What is a Smart Card, and how does it work?
Smart Cards carry tiny electronic circuits that will keep track of how much value they have on them and what trips you’ve taken that day. They can be loaded with value (i.e. dollar amounts), used until the value is all used up, and then reloaded again.
Users “tap” their Smart Cards on the farebox or validator, which responds with a light and an audible alert to indicate the fare is accepted.
How will I add value to my Smart Card?
The ticket vending machines will be updated so that they can reload value on Smart Cards. Many Smart Card systems also let users manage their accounts online, including adding value.
When will this be ready for me to use?
We hope to have the test system in place and running by the early 2012. A test system maybe in place by next year. It will take that long to design a system that works for riders, develop the software, network the vending machines and validators into our system (which will involve work like tearing up concrete at stations to put in electrical connections, etc.), and make all of the policy decisions that need to be made so that the new system functions smoothly and fits the needs for St. Louis.
How will this help the “free rider” problem?
Metro actually has two “free rider” problems. One is actual fare evaders; the other is the public perception that Metro has a bigger “free rider” problem than it really does. In truth, our own studies show a very low fare-evasion rate compared to other systems in the industry. But because monthly passholders don’t buy tickets and are frequently recognized by the security guards and fare checkers as they board the same bus or enter the same MetroLink station every day, many people riding our system perceive that their fares are not checked and they are riding for free.
With a Smart Card system, though, everyone will “tap” their cards on the farebox or validator as they enter the bus or a MetroLink station. The farebox or validator will make a noise and flash a light, so everyone watching will know that the person “paid” their fare as they entered. (And if someone doesn’t tap, everyone on the platform also would know!) If eventually Metro should go to a barrier system (either physical or virtual), the Smart Cards can be used for that, too.

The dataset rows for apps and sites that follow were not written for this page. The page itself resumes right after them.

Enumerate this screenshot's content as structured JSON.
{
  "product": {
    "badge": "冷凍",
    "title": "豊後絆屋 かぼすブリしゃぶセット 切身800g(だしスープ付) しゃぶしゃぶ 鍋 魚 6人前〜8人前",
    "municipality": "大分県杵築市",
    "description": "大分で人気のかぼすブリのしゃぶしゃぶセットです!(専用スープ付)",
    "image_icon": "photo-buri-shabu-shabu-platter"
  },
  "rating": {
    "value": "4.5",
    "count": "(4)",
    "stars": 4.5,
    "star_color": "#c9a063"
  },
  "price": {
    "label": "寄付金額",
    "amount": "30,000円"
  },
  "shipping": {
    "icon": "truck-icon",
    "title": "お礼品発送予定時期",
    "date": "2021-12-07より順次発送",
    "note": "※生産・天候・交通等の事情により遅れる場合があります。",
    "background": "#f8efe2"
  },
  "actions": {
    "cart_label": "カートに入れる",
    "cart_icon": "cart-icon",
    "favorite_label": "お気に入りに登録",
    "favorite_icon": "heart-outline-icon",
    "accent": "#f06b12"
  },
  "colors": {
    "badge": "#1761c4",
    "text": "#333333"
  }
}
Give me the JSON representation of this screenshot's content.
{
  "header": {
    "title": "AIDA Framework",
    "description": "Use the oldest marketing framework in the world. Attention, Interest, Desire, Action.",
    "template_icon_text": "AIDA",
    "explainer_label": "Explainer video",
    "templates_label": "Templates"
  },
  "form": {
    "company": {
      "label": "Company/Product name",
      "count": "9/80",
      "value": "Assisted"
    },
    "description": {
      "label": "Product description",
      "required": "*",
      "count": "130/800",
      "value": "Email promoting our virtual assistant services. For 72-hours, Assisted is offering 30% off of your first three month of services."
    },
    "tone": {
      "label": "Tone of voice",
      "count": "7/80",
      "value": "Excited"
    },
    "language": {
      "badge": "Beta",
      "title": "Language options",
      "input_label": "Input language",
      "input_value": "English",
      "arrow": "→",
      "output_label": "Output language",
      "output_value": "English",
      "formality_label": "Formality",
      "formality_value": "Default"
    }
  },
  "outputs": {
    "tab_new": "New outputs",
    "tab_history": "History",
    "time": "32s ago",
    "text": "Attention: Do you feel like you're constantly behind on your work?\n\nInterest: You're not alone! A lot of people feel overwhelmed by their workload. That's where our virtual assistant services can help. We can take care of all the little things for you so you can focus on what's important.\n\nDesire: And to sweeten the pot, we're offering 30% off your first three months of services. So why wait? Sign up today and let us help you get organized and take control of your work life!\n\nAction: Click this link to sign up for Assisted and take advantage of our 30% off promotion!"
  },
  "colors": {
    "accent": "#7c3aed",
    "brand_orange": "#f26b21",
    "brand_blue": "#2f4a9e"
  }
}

There will still be fare checkers who will carry handheld validators that can tell if you “tapped” your card and issue citations if they find violators.